        • Jean-Olivier says:

          This is pretty deep. A lot of folks think that the more traditional the society, the less true individuality. Certain skeptics, on the other hand, assert that all so-called individuality is undercut by the group ethos in all it’s subterranean ways. I’ve seen many a defendant flatly refuse to “roll” and be at peace with his decision while I’ve seen myriad others jump on the “rolling wagon” and also seem at peace with their decision…

  2. Thank you for that sensible critique. Me & my neighbour were preparing to do some research about that. We acquired a good book on that matter from our local library together with most books exactly where not as influensive as your details. Im truly glad to see such facts which I was searching for a long time.

    • Patrick H. Moore says:

      Thank you for your kind words and I’m very pleased that we were able to help both you and your neighbor. And welcome to our Blog! We here at the All Things Crime Blog are very aware that it can be hard to obtain fast useful information on topics, even with the help of the internet.
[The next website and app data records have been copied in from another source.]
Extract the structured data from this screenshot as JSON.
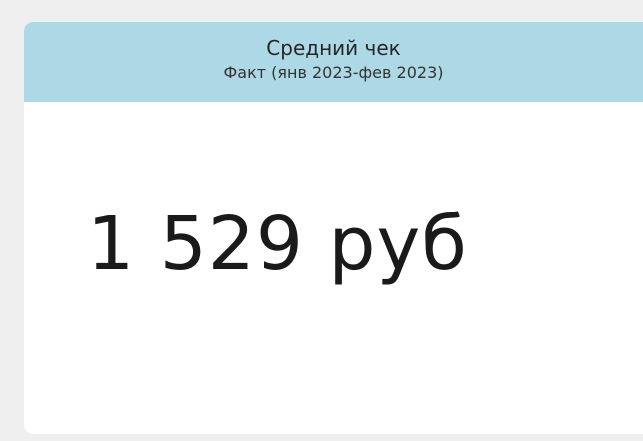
{
  "kpi_card": {
    "title": "Средний чек",
    "subtitle": "Факт (янв 2023-фев 2023)",
    "value": "1 529 руб"
  },
  "colors": {
    "header_background": "#add8e6",
    "page_background": "#efefef",
    "card_background": "#ffffff"
  }
}
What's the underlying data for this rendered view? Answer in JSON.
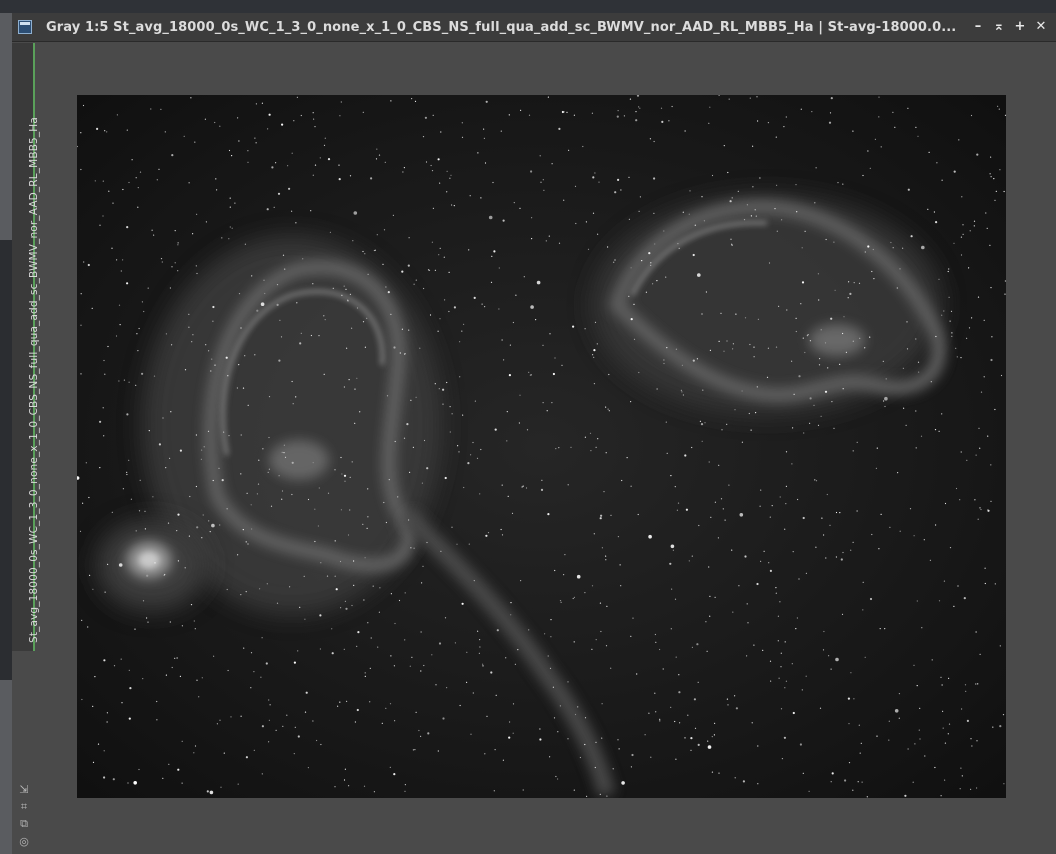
{
  "window": {
    "title": "Gray 1:5 St_avg_18000_0s_WC_1_3_0_none_x_1_0_CBS_NS_full_qua_add_sc_BWMV_nor_AAD_RL_MBB5_Ha | St-avg-18000.0...",
    "side_tab_label": "St_avg_18000_0s_WC_1_3_0_none_x_1_0_CBS_NS_full_qua_add_sc_BWMV_nor_AAD_RL_MBB5_Ha",
    "controls": {
      "minimize": "–",
      "shade": "⌅",
      "maximize": "+",
      "close": "✕"
    },
    "bottom_tools": [
      {
        "icon": "shrink-arrow-icon",
        "glyph": "⇲"
      },
      {
        "icon": "fit-view-icon",
        "glyph": "⌗"
      },
      {
        "icon": "clone-view-icon",
        "glyph": "⧉"
      },
      {
        "icon": "stf-icon",
        "glyph": "◎"
      }
    ]
  },
  "image": {
    "description_hidden": "",
    "colors": {
      "sky": "#141414",
      "nebula": "#8a8a8a",
      "star": "#ffffff"
    }
  }
}
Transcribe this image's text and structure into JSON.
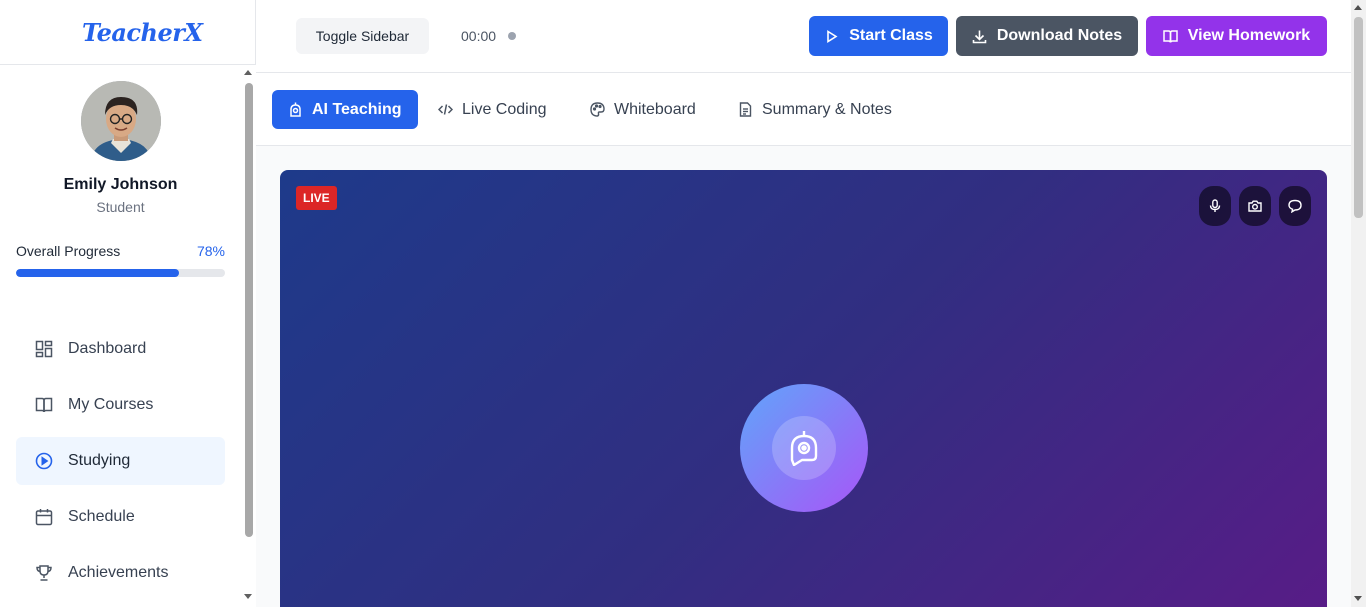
{
  "app": {
    "logo": "TeacherX"
  },
  "user": {
    "name": "Emily Johnson",
    "role": "Student"
  },
  "progress": {
    "label": "Overall Progress",
    "value_text": "78%",
    "fraction": 0.78
  },
  "sidebar": {
    "items": [
      {
        "label": "Dashboard",
        "icon": "dashboard-icon",
        "active": false
      },
      {
        "label": "My Courses",
        "icon": "book-icon",
        "active": false
      },
      {
        "label": "Studying",
        "icon": "play-circle-icon",
        "active": true
      },
      {
        "label": "Schedule",
        "icon": "calendar-icon",
        "active": false
      },
      {
        "label": "Achievements",
        "icon": "trophy-icon",
        "active": false
      }
    ]
  },
  "header": {
    "toggle_label": "Toggle Sidebar",
    "timer": "00:00",
    "start_label": "Start Class",
    "download_label": "Download Notes",
    "homework_label": "View Homework"
  },
  "tabs": [
    {
      "label": "AI Teaching",
      "icon": "bot-icon",
      "active": true
    },
    {
      "label": "Live Coding",
      "icon": "code-icon",
      "active": false
    },
    {
      "label": "Whiteboard",
      "icon": "palette-icon",
      "active": false
    },
    {
      "label": "Summary & Notes",
      "icon": "document-icon",
      "active": false
    }
  ],
  "stage": {
    "live_badge": "LIVE"
  },
  "colors": {
    "primary": "#2563eb",
    "secondary": "#4b5563",
    "accent": "#9333ea",
    "live": "#dc2626"
  }
}
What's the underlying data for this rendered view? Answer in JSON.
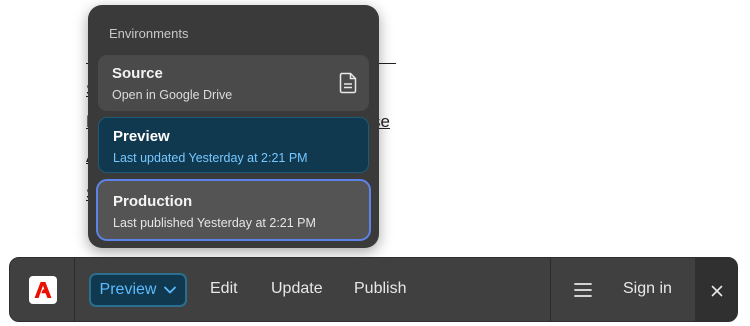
{
  "background": {
    "fragment_right": "se"
  },
  "environments": {
    "heading": "Environments",
    "items": [
      {
        "name": "Source",
        "subtitle": "Open in Google Drive",
        "icon": "file-icon"
      },
      {
        "name": "Preview",
        "subtitle": "Last updated Yesterday at 2:21 PM"
      },
      {
        "name": "Production",
        "subtitle": "Last published Yesterday at 2:21 PM"
      }
    ]
  },
  "toolbar": {
    "logo_icon": "adobe-logo-icon",
    "environment_label": "Preview",
    "edit_label": "Edit",
    "update_label": "Update",
    "publish_label": "Publish",
    "menu_icon": "hamburger-icon",
    "sign_in_label": "Sign in",
    "close_icon": "close-icon"
  },
  "colors": {
    "popover_bg": "#3a3a3a",
    "preview_bg": "#10384f",
    "preview_accent": "#5cbcff",
    "production_border": "#5d83e8",
    "toolbar_bg": "#404040",
    "adobe_red": "#eb1000"
  }
}
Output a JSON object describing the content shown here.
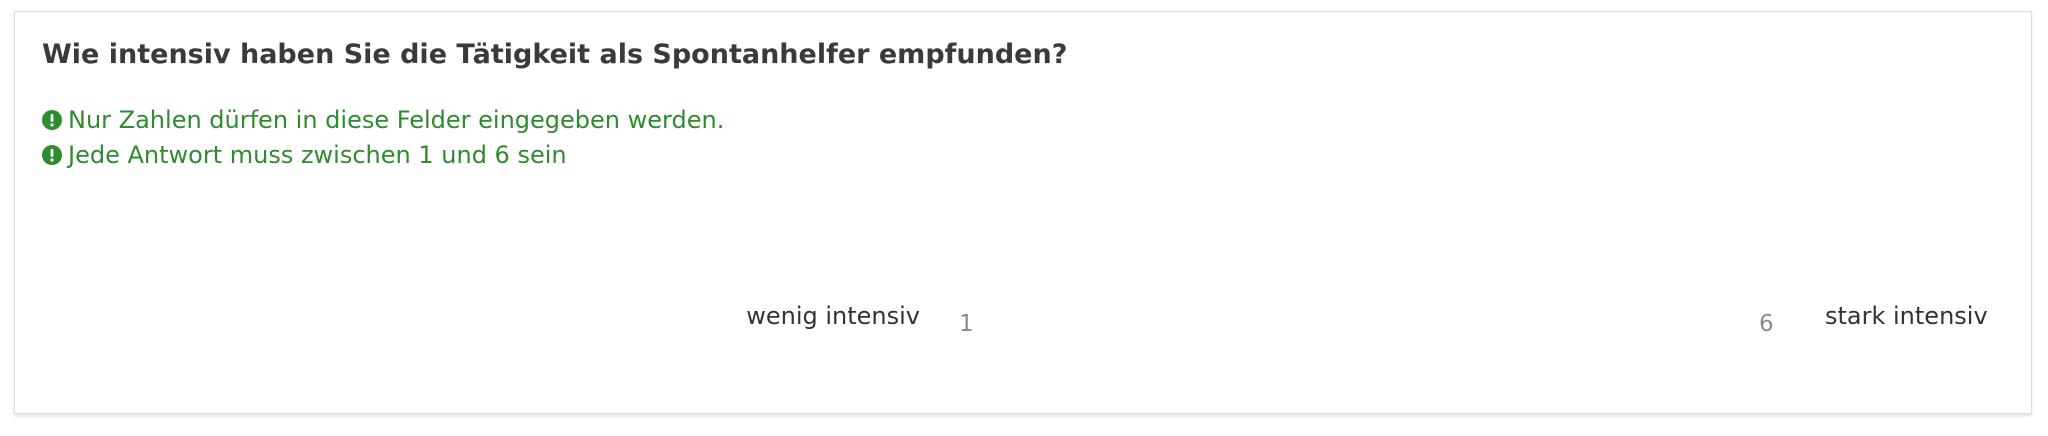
{
  "question": {
    "title": "Wie intensiv haben Sie die Tätigkeit als Spontanhelfer empfunden?"
  },
  "validation": {
    "color": "#2e8b2e",
    "icon": "exclamation-circle-icon",
    "messages": [
      "Nur Zahlen dürfen in diese Felder eingegeben werden.",
      "Jede Antwort muss zwischen 1 und 6 sein"
    ]
  },
  "scale": {
    "left_label": "wenig intensiv",
    "right_label": "stark intensiv",
    "min": "1",
    "max": "6"
  }
}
I had read “The Old Man” several times when I was younger but not for many years and I discovered that even with available online resources it was no easy task to find a good synopsis of the book without paying for it. So we are happy to be of service. Please visit us again soon!

Leave a Reply

Your email address will not be published. Required fields are marked *

Looking for something?

Use the form below to search the site:


Still not finding what you're looking for? Drop a comment on a post or contact us so we can take care of it!

Set your Twitter account name in your settings to use the TwitterBar Section.